## EXERCISE BRIEF
The task calls for an exact copy of the records, without any images.

● ● ● ●

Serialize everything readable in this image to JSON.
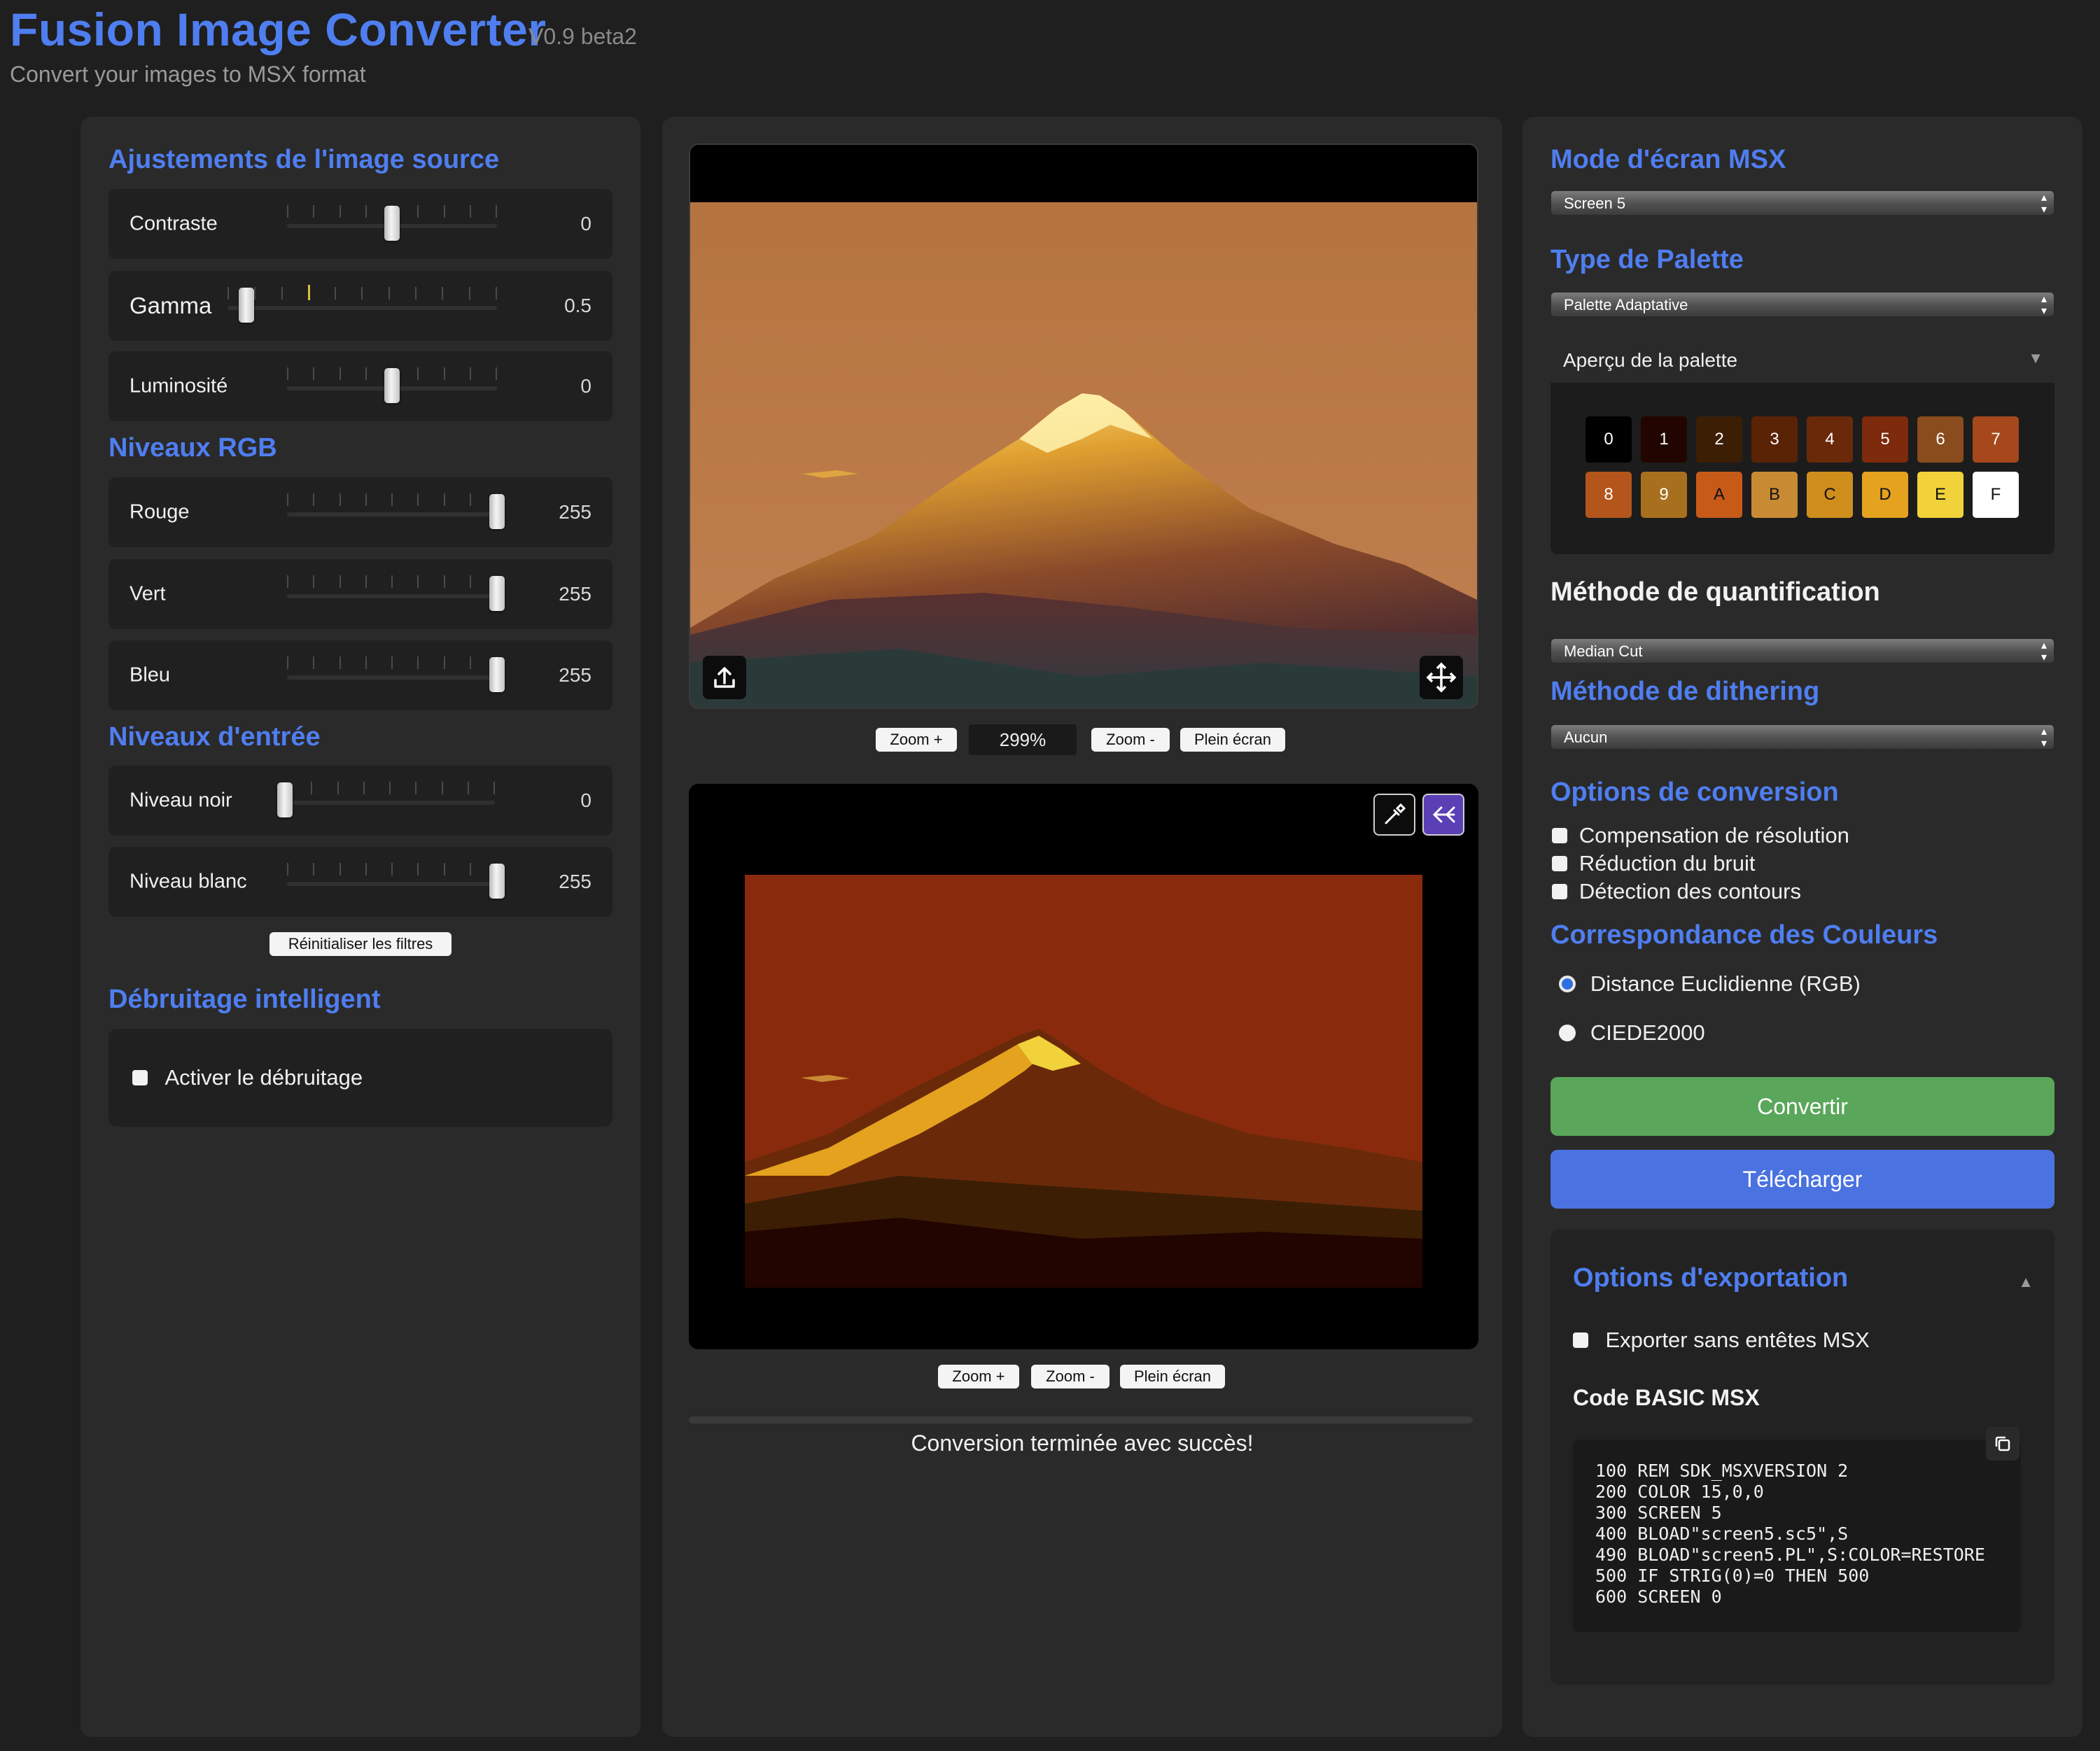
{
  "app": {
    "title": "Fusion Image Converter",
    "version": "V0.9 beta2",
    "subtitle": "Convert your images to MSX format"
  },
  "left": {
    "source_title": "Ajustements de l'image source",
    "contrast": {
      "label": "Contraste",
      "value": "0",
      "level": 0.5
    },
    "gamma": {
      "label": "Gamma",
      "value": "0.5",
      "level": 0.07
    },
    "brightness": {
      "label": "Luminosité",
      "value": "0",
      "level": 0.5
    },
    "rgb_title": "Niveaux RGB",
    "red": {
      "label": "Rouge",
      "value": "255",
      "level": 1.0
    },
    "green": {
      "label": "Vert",
      "value": "255",
      "level": 1.0
    },
    "blue": {
      "label": "Bleu",
      "value": "255",
      "level": 1.0
    },
    "input_title": "Niveaux d'entrée",
    "black": {
      "label": "Niveau noir",
      "value": "0",
      "level": 0.0
    },
    "white": {
      "label": "Niveau blanc",
      "value": "255",
      "level": 1.0
    },
    "reset_label": "Réinitialiser les filtres",
    "denoise_title": "Débruitage intelligent",
    "denoise_label": "Activer le débruitage"
  },
  "center": {
    "zoom_in": "Zoom +",
    "zoom_value": "299%",
    "zoom_out": "Zoom -",
    "fullscreen": "Plein écran",
    "zoom_in_2": "Zoom +",
    "zoom_out_2": "Zoom -",
    "fullscreen_2": "Plein écran",
    "status": "Conversion terminée avec succès!"
  },
  "right": {
    "screen_title": "Mode d'écran MSX",
    "screen_value": "Screen 5",
    "palette_title": "Type de Palette",
    "palette_value": "Palette Adaptative",
    "palette_preview_label": "Aperçu de la palette",
    "palette_arrow": "▼",
    "swatches": [
      {
        "label": "0",
        "color": "#000000",
        "text": "#ffffff"
      },
      {
        "label": "1",
        "color": "#220500",
        "text": "#ffffff"
      },
      {
        "label": "2",
        "color": "#3c1e05",
        "text": "#ffffff"
      },
      {
        "label": "3",
        "color": "#5a2306",
        "text": "#ffffff"
      },
      {
        "label": "4",
        "color": "#6a2a0a",
        "text": "#ffffff"
      },
      {
        "label": "5",
        "color": "#7e2a0c",
        "text": "#ffffff"
      },
      {
        "label": "6",
        "color": "#8a4c1c",
        "text": "#ffffff"
      },
      {
        "label": "7",
        "color": "#a6481c",
        "text": "#ffffff"
      },
      {
        "label": "8",
        "color": "#b4561c",
        "text": "#ffffff"
      },
      {
        "label": "9",
        "color": "#a8701e",
        "text": "#ffffff"
      },
      {
        "label": "A",
        "color": "#c85a18",
        "text": "#111111"
      },
      {
        "label": "B",
        "color": "#c98a34",
        "text": "#111111"
      },
      {
        "label": "C",
        "color": "#cf8e1c",
        "text": "#111111"
      },
      {
        "label": "D",
        "color": "#e4a21e",
        "text": "#111111"
      },
      {
        "label": "E",
        "color": "#f2d23a",
        "text": "#111111"
      },
      {
        "label": "F",
        "color": "#ffffff",
        "text": "#111111"
      }
    ],
    "quant_title": "Méthode de quantification",
    "quant_value": "Median Cut",
    "dither_title": "Méthode de dithering",
    "dither_value": "Aucun",
    "conv_title": "Options de conversion",
    "opt_resolution": "Compensation de résolution",
    "opt_noise": "Réduction du bruit",
    "opt_edges": "Détection des contours",
    "match_title": "Correspondance des Couleurs",
    "match_euclid": "Distance Euclidienne (RGB)",
    "match_ciede": "CIEDE2000",
    "convert_label": "Convertir",
    "download_label": "Télécharger",
    "export_title": "Options d'exportation",
    "export_arrow": "▲",
    "export_noheader": "Exporter sans entêtes MSX",
    "basic_title": "Code BASIC MSX",
    "basic_code": "100 REM SDK_MSXVERSION 2\n200 COLOR 15,0,0\n300 SCREEN 5\n400 BLOAD\"screen5.sc5\",S\n490 BLOAD\"screen5.PL\",S:COLOR=RESTORE\n500 IF STRIG(0)=0 THEN 500\n600 SCREEN 0"
  },
  "colors": {
    "accent": "#4f7ef0",
    "convert": "#5aa65a",
    "download": "#4a72e0",
    "picker_active": "#5b3fb5"
  }
}
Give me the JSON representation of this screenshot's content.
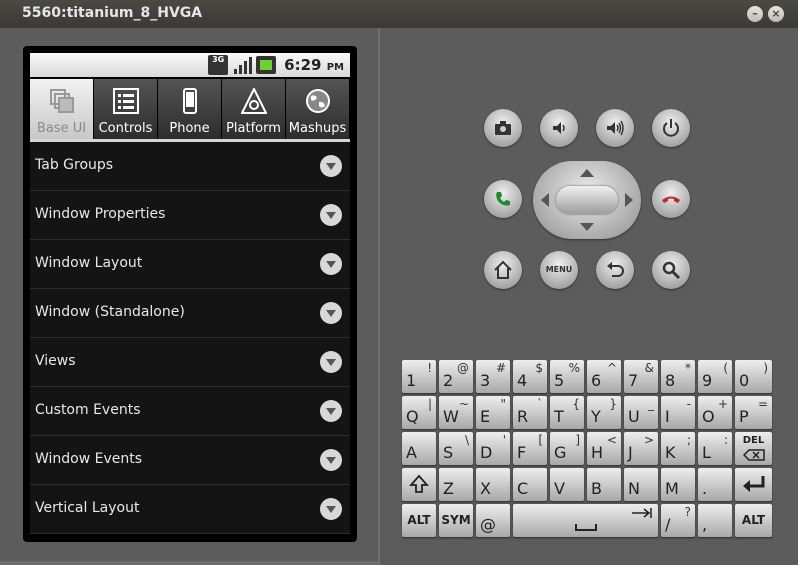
{
  "window": {
    "title": "5560:titanium_8_HVGA",
    "minimize_glyph": "–",
    "close_glyph": "×"
  },
  "statusbar": {
    "network": "3G",
    "time": "6:29",
    "ampm": "PM"
  },
  "tabs": [
    {
      "label": "Base UI",
      "icon": "windows-stack-icon",
      "active": true
    },
    {
      "label": "Controls",
      "icon": "list-icon",
      "active": false
    },
    {
      "label": "Phone",
      "icon": "phone-icon",
      "active": false
    },
    {
      "label": "Platform",
      "icon": "platform-icon",
      "active": false
    },
    {
      "label": "Mashups",
      "icon": "globe-icon",
      "active": false
    }
  ],
  "list": [
    "Tab Groups",
    "Window Properties",
    "Window Layout",
    "Window (Standalone)",
    "Views",
    "Custom Events",
    "Window Events",
    "Vertical Layout"
  ],
  "hardware": {
    "menu_label": "MENU"
  },
  "keyboard": {
    "rows": [
      [
        [
          "1",
          "!"
        ],
        [
          "2",
          "@"
        ],
        [
          "3",
          "#"
        ],
        [
          "4",
          "$"
        ],
        [
          "5",
          "%"
        ],
        [
          "6",
          "^"
        ],
        [
          "7",
          "&"
        ],
        [
          "8",
          "*"
        ],
        [
          "9",
          "("
        ],
        [
          "0",
          ")"
        ]
      ],
      [
        [
          "Q",
          "|"
        ],
        [
          "W",
          "~"
        ],
        [
          "E",
          "\""
        ],
        [
          "R",
          "`"
        ],
        [
          "T",
          "{"
        ],
        [
          "Y",
          "}"
        ],
        [
          "U",
          "_"
        ],
        [
          "I",
          "-"
        ],
        [
          "O",
          "+"
        ],
        [
          "P",
          "="
        ]
      ],
      [
        [
          "A",
          ""
        ],
        [
          "S",
          "\\"
        ],
        [
          "D",
          "'"
        ],
        [
          "F",
          "["
        ],
        [
          "G",
          "]"
        ],
        [
          "H",
          "<"
        ],
        [
          "J",
          ">"
        ],
        [
          "K",
          ";"
        ],
        [
          "L",
          ":"
        ]
      ],
      [
        [
          "Z",
          ""
        ],
        [
          "X",
          ""
        ],
        [
          "C",
          ""
        ],
        [
          "V",
          ""
        ],
        [
          "B",
          ""
        ],
        [
          "N",
          ""
        ],
        [
          "M",
          ""
        ],
        [
          ".",
          ""
        ]
      ]
    ],
    "del_label": "DEL",
    "alt_label": "ALT",
    "sym_label": "SYM",
    "at_label": "@",
    "slash_main": "/",
    "slash_alt": "?",
    "comma_label": ","
  }
}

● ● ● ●

## ANSWER FOR THE TASK
Serialize everything readable in this image to JSON.
{
  "app": {
    "title": "Fusion Image Converter",
    "version": "V0.9 beta2",
    "subtitle": "Convert your images to MSX format"
  },
  "left": {
    "source_title": "Ajustements de l'image source",
    "contrast": {
      "label": "Contraste",
      "value": "0",
      "level": 0.5
    },
    "gamma": {
      "label": "Gamma",
      "value": "0.5",
      "level": 0.07
    },
    "brightness": {
      "label": "Luminosité",
      "value": "0",
      "level": 0.5
    },
    "rgb_title": "Niveaux RGB",
    "red": {
      "label": "Rouge",
      "value": "255",
      "level": 1.0
    },
    "green": {
      "label": "Vert",
      "value": "255",
      "level": 1.0
    },
    "blue": {
      "label": "Bleu",
      "value": "255",
      "level": 1.0
    },
    "input_title": "Niveaux d'entrée",
    "black": {
      "label": "Niveau noir",
      "value": "0",
      "level": 0.0
    },
    "white": {
      "label": "Niveau blanc",
      "value": "255",
      "level": 1.0
    },
    "reset_label": "Réinitialiser les filtres",
    "denoise_title": "Débruitage intelligent",
    "denoise_label": "Activer le débruitage"
  },
  "center": {
    "zoom_in": "Zoom +",
    "zoom_value": "299%",
    "zoom_out": "Zoom -",
    "fullscreen": "Plein écran",
    "zoom_in_2": "Zoom +",
    "zoom_out_2": "Zoom -",
    "fullscreen_2": "Plein écran",
    "status": "Conversion terminée avec succès!"
  },
  "right": {
    "screen_title": "Mode d'écran MSX",
    "screen_value": "Screen 5",
    "palette_title": "Type de Palette",
    "palette_value": "Palette Adaptative",
    "palette_preview_label": "Aperçu de la palette",
    "palette_arrow": "▼",
    "swatches": [
      {
        "label": "0",
        "color": "#000000",
        "text": "#ffffff"
      },
      {
        "label": "1",
        "color": "#220500",
        "text": "#ffffff"
      },
      {
        "label": "2",
        "color": "#3c1e05",
        "text": "#ffffff"
      },
      {
        "label": "3",
        "color": "#5a2306",
        "text": "#ffffff"
      },
      {
        "label": "4",
        "color": "#6a2a0a",
        "text": "#ffffff"
      },
      {
        "label": "5",
        "color": "#7e2a0c",
        "text": "#ffffff"
      },
      {
        "label": "6",
        "color": "#8a4c1c",
        "text": "#ffffff"
      },
      {
        "label": "7",
        "color": "#a6481c",
        "text": "#ffffff"
      },
      {
        "label": "8",
        "color": "#b4561c",
        "text": "#ffffff"
      },
      {
        "label": "9",
        "color": "#a8701e",
        "text": "#ffffff"
      },
      {
        "label": "A",
        "color": "#c85a18",
        "text": "#111111"
      },
      {
        "label": "B",
        "color": "#c98a34",
        "text": "#111111"
      },
      {
        "label": "C",
        "color": "#cf8e1c",
        "text": "#111111"
      },
      {
        "label": "D",
        "color": "#e4a21e",
        "text": "#111111"
      },
      {
        "label": "E",
        "color": "#f2d23a",
        "text": "#111111"
      },
      {
        "label": "F",
        "color": "#ffffff",
        "text": "#111111"
      }
    ],
    "quant_title": "Méthode de quantification",
    "quant_value": "Median Cut",
    "dither_title": "Méthode de dithering",
    "dither_value": "Aucun",
    "conv_title": "Options de conversion",
    "opt_resolution": "Compensation de résolution",
    "opt_noise": "Réduction du bruit",
    "opt_edges": "Détection des contours",
    "match_title": "Correspondance des Couleurs",
    "match_euclid": "Distance Euclidienne (RGB)",
    "match_ciede": "CIEDE2000",
    "convert_label": "Convertir",
    "download_label": "Télécharger",
    "export_title": "Options d'exportation",
    "export_arrow": "▲",
    "export_noheader": "Exporter sans entêtes MSX",
    "basic_title": "Code BASIC MSX",
    "basic_code": "100 REM SDK_MSXVERSION 2\n200 COLOR 15,0,0\n300 SCREEN 5\n400 BLOAD\"screen5.sc5\",S\n490 BLOAD\"screen5.PL\",S:COLOR=RESTORE\n500 IF STRIG(0)=0 THEN 500\n600 SCREEN 0"
  },
  "colors": {
    "accent": "#4f7ef0",
    "convert": "#5aa65a",
    "download": "#4a72e0",
    "picker_active": "#5b3fb5"
  }
}
Give me the JSON representation of this screenshot's content.
{
  "window": {
    "title": "5560:titanium_8_HVGA",
    "minimize_glyph": "–",
    "close_glyph": "×"
  },
  "statusbar": {
    "network": "3G",
    "time": "6:29",
    "ampm": "PM"
  },
  "tabs": [
    {
      "label": "Base UI",
      "icon": "windows-stack-icon",
      "active": true
    },
    {
      "label": "Controls",
      "icon": "list-icon",
      "active": false
    },
    {
      "label": "Phone",
      "icon": "phone-icon",
      "active": false
    },
    {
      "label": "Platform",
      "icon": "platform-icon",
      "active": false
    },
    {
      "label": "Mashups",
      "icon": "globe-icon",
      "active": false
    }
  ],
  "list": [
    "Tab Groups",
    "Window Properties",
    "Window Layout",
    "Window (Standalone)",
    "Views",
    "Custom Events",
    "Window Events",
    "Vertical Layout"
  ],
  "hardware": {
    "menu_label": "MENU"
  },
  "keyboard": {
    "rows": [
      [
        [
          "1",
          "!"
        ],
        [
          "2",
          "@"
        ],
        [
          "3",
          "#"
        ],
        [
          "4",
          "$"
        ],
        [
          "5",
          "%"
        ],
        [
          "6",
          "^"
        ],
        [
          "7",
          "&"
        ],
        [
          "8",
          "*"
        ],
        [
          "9",
          "("
        ],
        [
          "0",
          ")"
        ]
      ],
      [
        [
          "Q",
          "|"
        ],
        [
          "W",
          "~"
        ],
        [
          "E",
          "\""
        ],
        [
          "R",
          "`"
        ],
        [
          "T",
          "{"
        ],
        [
          "Y",
          "}"
        ],
        [
          "U",
          "_"
        ],
        [
          "I",
          "-"
        ],
        [
          "O",
          "+"
        ],
        [
          "P",
          "="
        ]
      ],
      [
        [
          "A",
          ""
        ],
        [
          "S",
          "\\"
        ],
        [
          "D",
          "'"
        ],
        [
          "F",
          "["
        ],
        [
          "G",
          "]"
        ],
        [
          "H",
          "<"
        ],
        [
          "J",
          ">"
        ],
        [
          "K",
          ";"
        ],
        [
          "L",
          ":"
        ]
      ],
      [
        [
          "Z",
          ""
        ],
        [
          "X",
          ""
        ],
        [
          "C",
          ""
        ],
        [
          "V",
          ""
        ],
        [
          "B",
          ""
        ],
        [
          "N",
          ""
        ],
        [
          "M",
          ""
        ],
        [
          ".",
          ""
        ]
      ]
    ],
    "del_label": "DEL",
    "alt_label": "ALT",
    "sym_label": "SYM",
    "at_label": "@",
    "slash_main": "/",
    "slash_alt": "?",
    "comma_label": ","
  }
}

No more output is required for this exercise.